Dataset rows describing interfaces:

---

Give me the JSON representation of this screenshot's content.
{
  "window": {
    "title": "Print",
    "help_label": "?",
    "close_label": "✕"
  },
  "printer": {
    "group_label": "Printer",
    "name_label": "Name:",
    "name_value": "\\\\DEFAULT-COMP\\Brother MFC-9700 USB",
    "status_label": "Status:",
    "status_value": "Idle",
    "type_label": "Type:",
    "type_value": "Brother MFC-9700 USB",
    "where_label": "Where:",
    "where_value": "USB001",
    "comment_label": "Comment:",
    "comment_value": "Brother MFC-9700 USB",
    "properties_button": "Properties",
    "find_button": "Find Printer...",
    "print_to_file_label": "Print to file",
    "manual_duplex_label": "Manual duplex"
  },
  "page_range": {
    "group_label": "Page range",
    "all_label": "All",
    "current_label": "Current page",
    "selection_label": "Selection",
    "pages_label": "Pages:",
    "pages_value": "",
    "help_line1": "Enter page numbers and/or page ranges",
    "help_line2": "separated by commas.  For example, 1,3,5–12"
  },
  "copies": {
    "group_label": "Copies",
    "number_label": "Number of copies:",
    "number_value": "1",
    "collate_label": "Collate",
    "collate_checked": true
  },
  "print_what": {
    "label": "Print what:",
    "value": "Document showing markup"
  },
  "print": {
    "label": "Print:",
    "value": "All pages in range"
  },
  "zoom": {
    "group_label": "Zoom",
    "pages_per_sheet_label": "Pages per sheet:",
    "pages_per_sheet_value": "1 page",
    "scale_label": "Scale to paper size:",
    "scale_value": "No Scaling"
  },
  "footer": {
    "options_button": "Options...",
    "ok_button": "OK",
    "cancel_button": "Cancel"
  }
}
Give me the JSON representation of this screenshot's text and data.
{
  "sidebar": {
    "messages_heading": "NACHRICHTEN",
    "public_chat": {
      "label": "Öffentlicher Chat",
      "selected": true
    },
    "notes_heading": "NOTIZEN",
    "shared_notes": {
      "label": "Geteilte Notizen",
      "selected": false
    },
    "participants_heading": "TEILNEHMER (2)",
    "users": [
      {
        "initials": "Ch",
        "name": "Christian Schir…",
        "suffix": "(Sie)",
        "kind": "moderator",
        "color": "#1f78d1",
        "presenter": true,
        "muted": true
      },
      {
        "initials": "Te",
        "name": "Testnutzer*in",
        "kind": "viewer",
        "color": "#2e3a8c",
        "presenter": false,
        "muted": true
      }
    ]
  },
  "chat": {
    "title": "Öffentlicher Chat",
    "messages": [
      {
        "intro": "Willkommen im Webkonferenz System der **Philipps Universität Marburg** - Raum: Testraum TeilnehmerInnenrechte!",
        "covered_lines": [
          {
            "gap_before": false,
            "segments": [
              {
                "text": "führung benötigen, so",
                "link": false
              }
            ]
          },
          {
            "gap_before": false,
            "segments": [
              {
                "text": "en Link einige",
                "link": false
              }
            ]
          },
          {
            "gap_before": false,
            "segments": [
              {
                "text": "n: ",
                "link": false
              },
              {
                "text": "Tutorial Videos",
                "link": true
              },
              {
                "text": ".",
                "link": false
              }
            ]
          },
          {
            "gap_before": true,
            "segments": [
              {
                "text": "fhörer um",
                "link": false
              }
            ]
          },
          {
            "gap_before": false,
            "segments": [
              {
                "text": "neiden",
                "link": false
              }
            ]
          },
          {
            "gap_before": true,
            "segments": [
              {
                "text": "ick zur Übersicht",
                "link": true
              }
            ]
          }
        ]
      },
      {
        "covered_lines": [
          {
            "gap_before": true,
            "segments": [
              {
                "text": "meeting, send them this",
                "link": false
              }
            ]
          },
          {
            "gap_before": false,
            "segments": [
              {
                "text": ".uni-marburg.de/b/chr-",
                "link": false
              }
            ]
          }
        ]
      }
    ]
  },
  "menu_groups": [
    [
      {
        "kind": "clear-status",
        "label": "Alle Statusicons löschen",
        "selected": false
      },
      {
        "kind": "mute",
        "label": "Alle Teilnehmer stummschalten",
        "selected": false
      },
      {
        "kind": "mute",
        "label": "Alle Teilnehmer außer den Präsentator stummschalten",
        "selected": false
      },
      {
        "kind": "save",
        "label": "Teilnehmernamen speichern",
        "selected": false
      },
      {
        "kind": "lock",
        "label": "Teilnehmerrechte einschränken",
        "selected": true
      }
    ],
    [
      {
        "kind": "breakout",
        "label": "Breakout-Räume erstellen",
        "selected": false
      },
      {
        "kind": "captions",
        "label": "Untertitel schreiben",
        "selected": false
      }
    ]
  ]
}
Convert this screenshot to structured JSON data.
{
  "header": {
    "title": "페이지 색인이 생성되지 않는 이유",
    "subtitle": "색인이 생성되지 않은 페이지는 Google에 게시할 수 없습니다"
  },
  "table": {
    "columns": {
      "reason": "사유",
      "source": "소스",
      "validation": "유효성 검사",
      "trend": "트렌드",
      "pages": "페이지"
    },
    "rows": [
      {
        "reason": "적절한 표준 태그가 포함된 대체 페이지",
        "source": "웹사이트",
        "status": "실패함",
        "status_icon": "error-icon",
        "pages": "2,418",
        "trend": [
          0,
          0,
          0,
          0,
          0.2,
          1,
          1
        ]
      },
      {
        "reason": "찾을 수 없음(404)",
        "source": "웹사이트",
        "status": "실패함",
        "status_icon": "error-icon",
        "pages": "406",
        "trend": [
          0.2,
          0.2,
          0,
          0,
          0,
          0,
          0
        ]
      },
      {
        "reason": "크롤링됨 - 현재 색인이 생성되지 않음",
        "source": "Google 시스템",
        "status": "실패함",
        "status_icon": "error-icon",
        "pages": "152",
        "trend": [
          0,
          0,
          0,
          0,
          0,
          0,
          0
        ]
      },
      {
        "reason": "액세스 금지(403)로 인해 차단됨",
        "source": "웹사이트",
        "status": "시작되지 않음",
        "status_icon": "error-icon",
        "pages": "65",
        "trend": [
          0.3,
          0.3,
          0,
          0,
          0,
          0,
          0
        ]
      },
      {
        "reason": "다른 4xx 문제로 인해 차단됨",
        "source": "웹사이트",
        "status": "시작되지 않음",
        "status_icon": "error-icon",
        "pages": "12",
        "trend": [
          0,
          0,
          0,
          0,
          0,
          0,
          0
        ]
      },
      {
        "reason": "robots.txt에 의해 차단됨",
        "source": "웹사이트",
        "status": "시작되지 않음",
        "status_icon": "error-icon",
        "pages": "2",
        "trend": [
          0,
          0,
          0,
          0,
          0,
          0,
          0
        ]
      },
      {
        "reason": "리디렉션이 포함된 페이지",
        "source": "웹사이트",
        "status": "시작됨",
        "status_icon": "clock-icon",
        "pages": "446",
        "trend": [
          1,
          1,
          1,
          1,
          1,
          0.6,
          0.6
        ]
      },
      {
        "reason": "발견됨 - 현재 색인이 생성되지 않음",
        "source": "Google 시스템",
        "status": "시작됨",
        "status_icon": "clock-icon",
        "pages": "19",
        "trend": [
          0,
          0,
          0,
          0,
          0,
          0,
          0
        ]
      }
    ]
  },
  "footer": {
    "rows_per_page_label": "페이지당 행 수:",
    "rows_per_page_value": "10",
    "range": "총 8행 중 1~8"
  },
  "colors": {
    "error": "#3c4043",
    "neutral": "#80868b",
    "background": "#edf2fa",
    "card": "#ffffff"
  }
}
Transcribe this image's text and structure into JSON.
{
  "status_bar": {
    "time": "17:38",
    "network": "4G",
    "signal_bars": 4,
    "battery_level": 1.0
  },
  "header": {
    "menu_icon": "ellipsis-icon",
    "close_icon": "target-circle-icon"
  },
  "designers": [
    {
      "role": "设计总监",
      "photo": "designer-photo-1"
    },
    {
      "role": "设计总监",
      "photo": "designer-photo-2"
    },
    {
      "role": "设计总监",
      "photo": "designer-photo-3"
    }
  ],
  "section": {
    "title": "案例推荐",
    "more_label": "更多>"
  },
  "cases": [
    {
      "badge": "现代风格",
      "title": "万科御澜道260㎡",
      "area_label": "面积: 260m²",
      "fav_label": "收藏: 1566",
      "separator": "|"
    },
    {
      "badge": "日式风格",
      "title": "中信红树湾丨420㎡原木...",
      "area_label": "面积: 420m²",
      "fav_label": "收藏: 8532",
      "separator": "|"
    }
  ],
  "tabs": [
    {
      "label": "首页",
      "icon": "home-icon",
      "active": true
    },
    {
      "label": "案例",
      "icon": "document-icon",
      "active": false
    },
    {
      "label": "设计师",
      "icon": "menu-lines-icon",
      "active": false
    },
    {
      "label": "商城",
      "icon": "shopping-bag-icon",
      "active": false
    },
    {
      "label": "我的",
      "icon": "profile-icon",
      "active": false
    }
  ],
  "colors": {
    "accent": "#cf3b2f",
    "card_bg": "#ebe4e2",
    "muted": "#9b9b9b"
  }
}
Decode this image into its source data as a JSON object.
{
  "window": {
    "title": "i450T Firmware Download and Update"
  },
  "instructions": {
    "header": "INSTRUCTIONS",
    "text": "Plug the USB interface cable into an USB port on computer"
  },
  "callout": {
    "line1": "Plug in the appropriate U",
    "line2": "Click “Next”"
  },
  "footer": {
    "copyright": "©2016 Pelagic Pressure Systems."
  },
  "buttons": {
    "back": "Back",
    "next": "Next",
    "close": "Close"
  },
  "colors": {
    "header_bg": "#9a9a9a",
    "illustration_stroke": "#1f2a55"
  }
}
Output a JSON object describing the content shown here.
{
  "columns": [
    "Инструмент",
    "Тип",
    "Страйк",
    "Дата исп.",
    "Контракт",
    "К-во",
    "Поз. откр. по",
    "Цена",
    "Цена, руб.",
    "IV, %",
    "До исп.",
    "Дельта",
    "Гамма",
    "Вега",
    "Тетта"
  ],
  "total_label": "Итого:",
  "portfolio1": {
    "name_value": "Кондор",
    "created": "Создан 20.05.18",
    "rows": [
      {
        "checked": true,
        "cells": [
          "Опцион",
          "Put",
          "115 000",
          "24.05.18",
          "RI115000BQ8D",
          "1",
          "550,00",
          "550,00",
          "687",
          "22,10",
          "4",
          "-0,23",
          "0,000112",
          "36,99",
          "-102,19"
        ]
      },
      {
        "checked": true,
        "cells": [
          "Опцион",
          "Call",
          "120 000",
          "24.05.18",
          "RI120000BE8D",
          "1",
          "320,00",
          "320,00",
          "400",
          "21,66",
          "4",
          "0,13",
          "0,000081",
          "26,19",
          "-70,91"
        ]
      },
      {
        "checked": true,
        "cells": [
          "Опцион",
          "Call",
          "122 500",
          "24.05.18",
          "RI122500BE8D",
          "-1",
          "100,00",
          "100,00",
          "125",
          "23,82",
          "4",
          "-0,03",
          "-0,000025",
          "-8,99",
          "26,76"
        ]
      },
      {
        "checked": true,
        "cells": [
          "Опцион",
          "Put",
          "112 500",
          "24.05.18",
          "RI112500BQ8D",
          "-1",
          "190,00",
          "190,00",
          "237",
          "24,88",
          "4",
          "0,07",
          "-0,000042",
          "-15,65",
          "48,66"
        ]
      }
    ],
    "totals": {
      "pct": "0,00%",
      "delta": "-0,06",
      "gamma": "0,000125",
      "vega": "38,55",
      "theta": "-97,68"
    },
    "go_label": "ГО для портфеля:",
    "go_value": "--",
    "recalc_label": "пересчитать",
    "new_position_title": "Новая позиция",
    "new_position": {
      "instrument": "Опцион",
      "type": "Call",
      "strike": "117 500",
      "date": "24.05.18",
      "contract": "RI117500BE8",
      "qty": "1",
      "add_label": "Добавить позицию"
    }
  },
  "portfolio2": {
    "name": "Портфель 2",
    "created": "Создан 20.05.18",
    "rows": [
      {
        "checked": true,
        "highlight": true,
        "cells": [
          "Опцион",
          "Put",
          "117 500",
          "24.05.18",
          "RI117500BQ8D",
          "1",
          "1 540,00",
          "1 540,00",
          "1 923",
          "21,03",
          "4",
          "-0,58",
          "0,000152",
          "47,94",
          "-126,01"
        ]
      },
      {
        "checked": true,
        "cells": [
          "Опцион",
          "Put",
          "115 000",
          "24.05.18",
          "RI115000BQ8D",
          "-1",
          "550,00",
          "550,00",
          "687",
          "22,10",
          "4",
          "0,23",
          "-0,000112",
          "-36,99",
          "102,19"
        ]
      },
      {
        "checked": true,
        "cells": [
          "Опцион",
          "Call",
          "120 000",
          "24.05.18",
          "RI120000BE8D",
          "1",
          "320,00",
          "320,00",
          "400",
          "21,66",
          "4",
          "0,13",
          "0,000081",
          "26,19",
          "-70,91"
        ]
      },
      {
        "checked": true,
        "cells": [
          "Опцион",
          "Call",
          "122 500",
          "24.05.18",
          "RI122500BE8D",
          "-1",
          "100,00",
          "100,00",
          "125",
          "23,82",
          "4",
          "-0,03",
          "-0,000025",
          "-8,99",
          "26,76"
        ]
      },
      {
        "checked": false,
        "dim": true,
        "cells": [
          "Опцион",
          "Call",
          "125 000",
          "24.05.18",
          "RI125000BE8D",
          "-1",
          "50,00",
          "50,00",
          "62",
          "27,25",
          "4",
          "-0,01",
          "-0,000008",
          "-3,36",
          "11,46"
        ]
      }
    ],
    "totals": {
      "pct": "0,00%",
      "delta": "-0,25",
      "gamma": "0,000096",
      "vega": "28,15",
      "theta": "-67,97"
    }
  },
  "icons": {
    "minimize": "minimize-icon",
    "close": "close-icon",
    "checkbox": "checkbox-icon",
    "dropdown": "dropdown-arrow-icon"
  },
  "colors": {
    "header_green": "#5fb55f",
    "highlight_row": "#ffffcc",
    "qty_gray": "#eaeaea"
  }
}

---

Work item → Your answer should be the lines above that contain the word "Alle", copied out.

Result for this task →
        "label": "Alle Statusicons löschen",
        "label": "Alle Teilnehmer stummschalten",
        "label": "Alle Teilnehmer außer den Präsentator stummschalten",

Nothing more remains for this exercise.